Using the entries below, copy out all lines where "AutoPlay" is found.
────
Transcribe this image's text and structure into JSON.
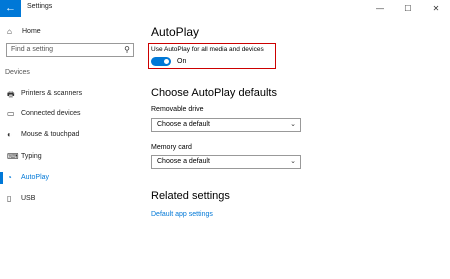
{
  "window": {
    "title": "Settings",
    "controls": {
      "minimize": "—",
      "maximize": "☐",
      "close": "✕"
    },
    "back_icon": "←"
  },
  "sidebar": {
    "home": {
      "label": "Home",
      "icon": "⌂"
    },
    "search": {
      "placeholder": "Find a setting",
      "icon": "⚲"
    },
    "section_label": "Devices",
    "items": [
      {
        "label": "Printers & scanners",
        "icon": "🖶",
        "active": false
      },
      {
        "label": "Connected devices",
        "icon": "▭",
        "active": false
      },
      {
        "label": "Mouse & touchpad",
        "icon": "◐",
        "active": false
      },
      {
        "label": "Typing",
        "icon": "⌨",
        "active": false
      },
      {
        "label": "AutoPlay",
        "icon": "◔",
        "active": true
      },
      {
        "label": "USB",
        "icon": "▯",
        "active": false
      }
    ],
    "accent": "#0078d7"
  },
  "main": {
    "title": "AutoPlay",
    "toggle": {
      "label": "Use AutoPlay for all media and devices",
      "state": "On",
      "on": true
    },
    "defaults_heading": "Choose AutoPlay defaults",
    "removable_drive": {
      "label": "Removable drive",
      "value": "Choose a default"
    },
    "memory_card": {
      "label": "Memory card",
      "value": "Choose a default"
    },
    "related_heading": "Related settings",
    "related_link": "Default app settings",
    "highlight_color": "#cc0000"
  }
}
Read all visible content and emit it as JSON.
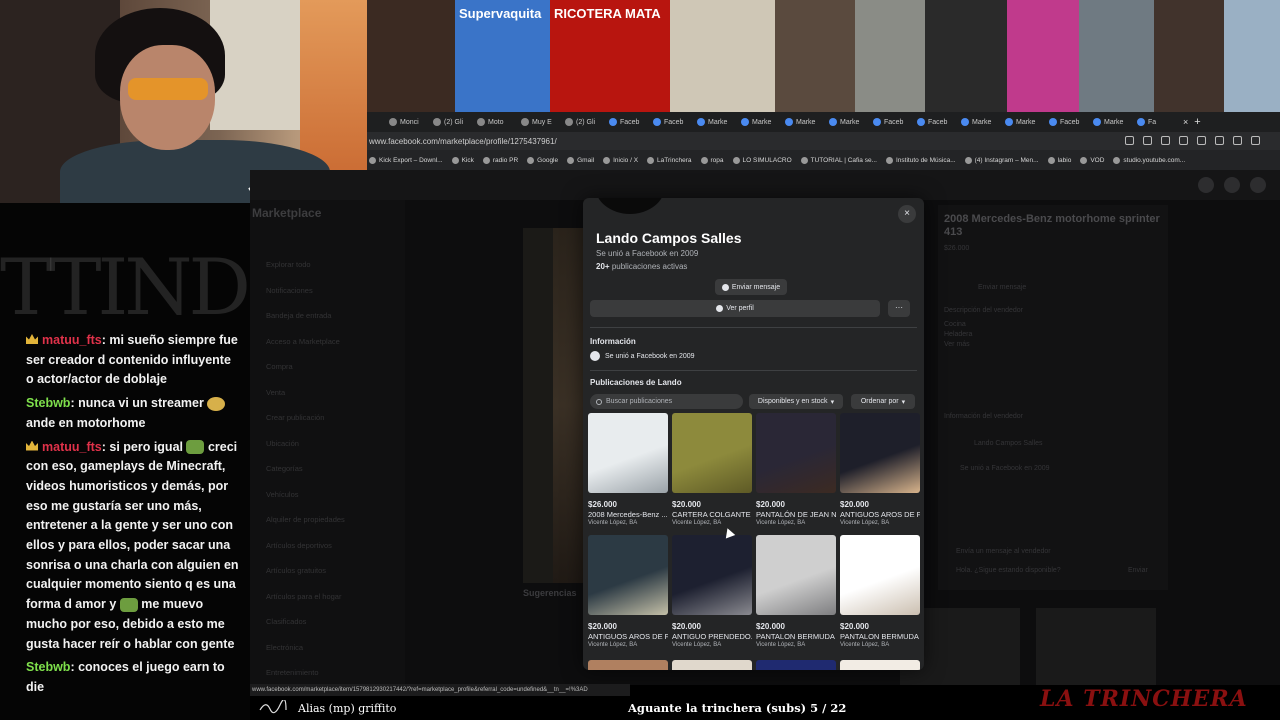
{
  "chat": {
    "graffiti": "TTINDIG",
    "messages": [
      {
        "user": "matuu_fts",
        "color": "red",
        "badge": true,
        "text": ": mi sueño siempre fue ser creador d contenido influyente o actor/actor de doblaje",
        "emote": ""
      },
      {
        "user": "Stebwb",
        "color": "green",
        "badge": false,
        "text": ": nunca vi un streamer",
        "emote": "yellow",
        "tail": " ande en motorhome"
      },
      {
        "user": "matuu_fts",
        "color": "red",
        "badge": true,
        "text": ": si pero igual",
        "emote": "green",
        "tail": " creci con eso, gameplays de Minecraft, videos humoristicos y demás, por eso me gustaría ser uno más, entretener a la gente y ser uno con ellos y para ellos, poder sacar una sonrisa o una charla con alguien en cualquier momento siento q es una forma d amor y",
        "emote2": "green",
        "tail2": " me muevo mucho por eso, debido a esto me gusta hacer reír o hablar con gente"
      },
      {
        "user": "Stebwb",
        "color": "green",
        "badge": false,
        "text": ": conoces el juego earn to die",
        "emote": ""
      }
    ]
  },
  "thumbs": [
    {
      "caption": "",
      "color": "#3b2a22"
    },
    {
      "caption": "Supervaquita",
      "color": "#3a74c8"
    },
    {
      "caption": "RICOTERA MATA",
      "color": "#b8150f"
    },
    {
      "caption": "",
      "color": "#cfc7b6"
    },
    {
      "caption": "",
      "color": "#5a4a3e"
    },
    {
      "caption": "",
      "color": "#8a8c86"
    },
    {
      "caption": "",
      "color": "#2a2a2a"
    },
    {
      "caption": "",
      "color": "#c03a8c"
    },
    {
      "caption": "",
      "color": "#6f7a82"
    },
    {
      "caption": "",
      "color": "#41332c"
    },
    {
      "caption": "",
      "color": "#9ab0c4"
    }
  ],
  "browser": {
    "tabs": [
      "Monci",
      "(2) Gli",
      "Moto",
      "Muy E",
      "(2) Gli",
      "Faceb",
      "Faceb",
      "Marke",
      "Marke",
      "Marke",
      "Marke",
      "Faceb",
      "Faceb",
      "Marke",
      "Marke",
      "Faceb",
      "Marke",
      "Fa"
    ],
    "url": "www.facebook.com/marketplace/profile/1275437961/",
    "bookmarks": [
      "Kick Export – Downl...",
      "Kick",
      "radio PR",
      "Google",
      "Gmail",
      "Inicio / X",
      "LaTrinchera",
      "ropa",
      "LO SIMULACRO",
      "TUTORIAL | Cafia se...",
      "Instituto de Música...",
      "(4) Instagram – Men...",
      "labio",
      "VOD",
      "studio.youtube.com..."
    ]
  },
  "fb_background": {
    "sidebar_title": "Marketplace",
    "sidebar_items": [
      "Explorar todo",
      "Notificaciones",
      "Bandeja de entrada",
      "Acceso a Marketplace",
      "Compra",
      "Venta",
      "Crear publicación",
      "Ubicación",
      "Categorías",
      "Vehículos",
      "Alquiler de propiedades",
      "Artículos deportivos",
      "Artículos gratuitos",
      "Artículos para el hogar",
      "Clasificados",
      "Electrónica",
      "Entretenimiento"
    ],
    "detail_title": "2008 Mercedes-Benz motorhome sprinter 413",
    "detail_price": "$26.000",
    "detail_lines": [
      "Enviar mensaje",
      "Descripción del vendedor",
      "Cocina",
      "Heladera",
      "Ver más",
      "Información del vendedor",
      "Lando Campos Salles",
      "Se unió a Facebook en 2009",
      "Envía un mensaje al vendedor",
      "Hola. ¿Sigue estando disponible?",
      "Enviar"
    ],
    "suggestions": "Sugerencias"
  },
  "modal": {
    "name": "Lando Campos Salles",
    "joined": "Se unió a Facebook en 2009",
    "listings_count": "20+",
    "listings_label": "publicaciones activas",
    "message_button": "Enviar mensaje",
    "profile_button": "Ver perfil",
    "more_button": "···",
    "close": "×",
    "info_title": "Información",
    "info_joined": "Se unió a Facebook en 2009",
    "listings_title": "Publicaciones de Lando",
    "search_placeholder": "Buscar publicaciones",
    "filter_stock": "Disponibles y en stock",
    "filter_sort": "Ordenar por",
    "items": [
      {
        "price": "$26.000",
        "title": "2008 Mercedes-Benz ...",
        "loc": "Vicente López, BA",
        "colors": [
          "#e8ecee",
          "#9aa2a8"
        ]
      },
      {
        "price": "$20.000",
        "title": "CARTERA COLGANTE ...",
        "loc": "Vicente López, BA",
        "colors": [
          "#8d8a3c",
          "#5e5a26"
        ]
      },
      {
        "price": "$20.000",
        "title": "PANTALÓN DE JEAN N...",
        "loc": "Vicente López, BA",
        "colors": [
          "#2a2736",
          "#3c2a22"
        ]
      },
      {
        "price": "$20.000",
        "title": "ANTIGUOS AROS DE F...",
        "loc": "Vicente López, BA",
        "colors": [
          "#1e1f2a",
          "#d8b48c"
        ]
      },
      {
        "price": "$20.000",
        "title": "ANTIGUOS AROS DE F...",
        "loc": "Vicente López, BA",
        "colors": [
          "#2c3a44",
          "#c4c0a8"
        ]
      },
      {
        "price": "$20.000",
        "title": "ANTIGUO PRENDEDO...",
        "loc": "Vicente López, BA",
        "colors": [
          "#1d2030",
          "#8a8a90"
        ]
      },
      {
        "price": "$20.000",
        "title": "PANTALON BERMUDA ...",
        "loc": "Vicente López, BA",
        "colors": [
          "#cfcfcf",
          "#7e7e80"
        ]
      },
      {
        "price": "$20.000",
        "title": "PANTALON BERMUDA ...",
        "loc": "Vicente López, BA",
        "colors": [
          "#ffffff",
          "#cbbfb0"
        ]
      }
    ]
  },
  "status_url": "www.facebook.com/marketplace/item/1579812930217442/?ref=marketplace_profile&referral_code=undefined&__tn__=!%3AD",
  "stream": {
    "song": "Alias (mp) griffito",
    "goal": "Aguante la trinchera (subs) 5 / 22",
    "watermark": "LA TRINCHERA"
  }
}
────
• **Answer to the exercise**
        "label": "AutoPlay",
    "title": "AutoPlay",
      "label": "Use AutoPlay for all media and devices",
    "defaults_heading": "Choose AutoPlay defaults",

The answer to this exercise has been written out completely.